Monday, November 16, 2015 - 16:27

HTTP Strict Transport Security (HSTS) allows a site to specify that not only should all future references and requests to the site use HTTPS rather than HTTP, but that if any failures to encrypt traffic to or from the site occur, access to the site should be completely blocked by the browser. Even with manual intervention, the user is unable to click past the errors and continue to the site.

The recent releases of most browsers not only support HSTS, but will include a pre-loaded list of sites for where HSTS is assumed to be in place. The list includes sites commonly used as start pages such as

I recently visited an event in a venue that provided free-wifi. It used the captive portal technology that you're all familiar with - in some cases the OS detects the captive portal and directs you to log in, on others the portal intercepts the first web page loaded and frequently causes SSL errors in the browser. However, what happend to me is that with my first page loaded being on the preloaded HSTS list, an error was raised that I couldn't click through and I was effectively blocked from using the wifi network.

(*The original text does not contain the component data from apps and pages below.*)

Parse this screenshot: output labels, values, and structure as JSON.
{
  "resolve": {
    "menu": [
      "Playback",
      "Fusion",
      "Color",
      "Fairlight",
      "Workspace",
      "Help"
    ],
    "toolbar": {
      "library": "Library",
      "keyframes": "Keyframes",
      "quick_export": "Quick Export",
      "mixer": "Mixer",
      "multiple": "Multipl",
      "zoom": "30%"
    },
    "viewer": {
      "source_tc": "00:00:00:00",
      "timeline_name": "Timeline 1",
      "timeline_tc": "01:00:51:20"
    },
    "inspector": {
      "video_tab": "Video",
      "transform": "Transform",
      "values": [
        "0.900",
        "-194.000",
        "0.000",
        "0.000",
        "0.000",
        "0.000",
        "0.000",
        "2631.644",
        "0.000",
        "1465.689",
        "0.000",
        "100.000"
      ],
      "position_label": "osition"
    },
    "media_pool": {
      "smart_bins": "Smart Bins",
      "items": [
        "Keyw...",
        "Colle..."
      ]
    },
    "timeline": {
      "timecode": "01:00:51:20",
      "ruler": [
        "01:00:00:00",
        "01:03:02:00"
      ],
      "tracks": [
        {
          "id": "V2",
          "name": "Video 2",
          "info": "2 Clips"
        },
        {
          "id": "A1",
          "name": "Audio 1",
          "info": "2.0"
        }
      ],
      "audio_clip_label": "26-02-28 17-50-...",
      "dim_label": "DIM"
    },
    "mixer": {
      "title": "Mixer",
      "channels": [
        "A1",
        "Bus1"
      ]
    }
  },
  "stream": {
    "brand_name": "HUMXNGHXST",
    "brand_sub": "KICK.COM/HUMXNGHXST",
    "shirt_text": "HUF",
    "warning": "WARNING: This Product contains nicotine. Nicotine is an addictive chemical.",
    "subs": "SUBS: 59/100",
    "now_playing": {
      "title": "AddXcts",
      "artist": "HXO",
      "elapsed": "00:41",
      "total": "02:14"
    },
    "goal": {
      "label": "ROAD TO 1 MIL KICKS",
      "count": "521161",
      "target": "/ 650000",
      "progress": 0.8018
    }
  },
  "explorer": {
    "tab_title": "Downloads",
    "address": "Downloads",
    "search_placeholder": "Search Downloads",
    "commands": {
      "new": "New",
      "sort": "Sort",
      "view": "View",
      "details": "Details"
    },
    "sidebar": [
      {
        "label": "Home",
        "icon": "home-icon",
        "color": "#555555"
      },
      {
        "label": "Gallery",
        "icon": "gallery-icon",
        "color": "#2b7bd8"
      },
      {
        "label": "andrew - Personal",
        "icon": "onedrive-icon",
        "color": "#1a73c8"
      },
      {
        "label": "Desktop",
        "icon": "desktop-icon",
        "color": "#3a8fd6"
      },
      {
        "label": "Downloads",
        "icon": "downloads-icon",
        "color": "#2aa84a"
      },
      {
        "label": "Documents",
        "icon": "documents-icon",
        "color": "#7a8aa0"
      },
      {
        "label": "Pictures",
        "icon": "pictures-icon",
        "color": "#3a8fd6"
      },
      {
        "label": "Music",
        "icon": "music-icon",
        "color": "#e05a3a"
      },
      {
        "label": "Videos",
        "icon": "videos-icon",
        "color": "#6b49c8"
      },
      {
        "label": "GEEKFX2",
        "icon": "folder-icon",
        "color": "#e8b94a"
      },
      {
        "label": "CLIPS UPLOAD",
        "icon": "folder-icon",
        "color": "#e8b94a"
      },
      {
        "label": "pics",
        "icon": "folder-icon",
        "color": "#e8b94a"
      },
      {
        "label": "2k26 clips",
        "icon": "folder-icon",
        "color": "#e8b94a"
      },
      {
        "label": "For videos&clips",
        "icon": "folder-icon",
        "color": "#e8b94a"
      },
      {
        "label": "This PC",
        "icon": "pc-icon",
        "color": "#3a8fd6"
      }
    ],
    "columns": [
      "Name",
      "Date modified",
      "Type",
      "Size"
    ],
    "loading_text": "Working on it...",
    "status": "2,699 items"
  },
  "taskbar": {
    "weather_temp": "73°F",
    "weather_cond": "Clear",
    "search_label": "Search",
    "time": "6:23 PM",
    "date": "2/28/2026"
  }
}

Yet another problem that could be avoided through the use of 802.1x, and an example of how not all technologies are ready for an HTTPS-everywhere world.